* [Directions] Exact repetition of the data below is required.

(Data records for software interfaces)
--------------------------------------------------

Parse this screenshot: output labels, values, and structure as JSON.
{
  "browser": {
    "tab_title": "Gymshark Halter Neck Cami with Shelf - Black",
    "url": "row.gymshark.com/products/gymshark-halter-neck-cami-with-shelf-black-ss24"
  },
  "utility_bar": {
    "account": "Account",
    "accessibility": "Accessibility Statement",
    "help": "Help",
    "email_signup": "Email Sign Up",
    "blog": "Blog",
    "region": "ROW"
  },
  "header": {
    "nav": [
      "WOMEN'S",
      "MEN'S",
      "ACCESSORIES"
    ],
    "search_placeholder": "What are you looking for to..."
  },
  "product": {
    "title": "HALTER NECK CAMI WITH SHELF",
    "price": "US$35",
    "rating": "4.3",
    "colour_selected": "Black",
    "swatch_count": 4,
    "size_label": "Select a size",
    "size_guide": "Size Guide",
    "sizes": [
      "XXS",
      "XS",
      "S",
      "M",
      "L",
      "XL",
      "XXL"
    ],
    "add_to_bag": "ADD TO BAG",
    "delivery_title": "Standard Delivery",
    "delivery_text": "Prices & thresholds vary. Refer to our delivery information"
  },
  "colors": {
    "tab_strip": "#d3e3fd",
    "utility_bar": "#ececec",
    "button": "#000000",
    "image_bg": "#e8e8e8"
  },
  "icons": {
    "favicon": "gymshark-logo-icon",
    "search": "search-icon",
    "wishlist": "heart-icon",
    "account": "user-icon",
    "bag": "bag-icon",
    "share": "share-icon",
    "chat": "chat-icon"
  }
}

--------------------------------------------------

* [Response area]
Parse this screenshot: output labels, values, and structure as JSON.
{
  "browser": {
    "tab_title": "Gymshark Halter Neck Cami with Shelf - Black",
    "url": "row.gymshark.com/products/gymshark-halter-neck-cami-with-shelf-black-ss24"
  },
  "utility_bar": {
    "account": "Account",
    "accessibility": "Accessibility Statement",
    "help": "Help",
    "email_signup": "Email Sign Up",
    "blog": "Blog",
    "region": "ROW"
  },
  "header": {
    "nav": [
      "WOMEN'S",
      "MEN'S",
      "ACCESSORIES"
    ],
    "search_placeholder": "What are you looking for to..."
  },
  "product": {
    "title": "HALTER NECK CAMI WITH SHELF",
    "price": "US$35",
    "rating": "4.3",
    "colour_selected": "Black",
    "swatch_count": 4,
    "size_label": "Select a size",
    "size_guide": "Size Guide",
    "sizes": [
      "XXS",
      "XS",
      "S",
      "M",
      "L",
      "XL",
      "XXL"
    ],
    "add_to_bag": "ADD TO BAG",
    "delivery_title": "Standard Delivery",
    "delivery_text": "Prices & thresholds vary. Refer to our delivery information"
  },
  "colors": {
    "tab_strip": "#d3e3fd",
    "utility_bar": "#ececec",
    "button": "#000000",
    "image_bg": "#e8e8e8"
  },
  "icons": {
    "favicon": "gymshark-logo-icon",
    "search": "search-icon",
    "wishlist": "heart-icon",
    "account": "user-icon",
    "bag": "bag-icon",
    "share": "share-icon",
    "chat": "chat-icon"
  }
}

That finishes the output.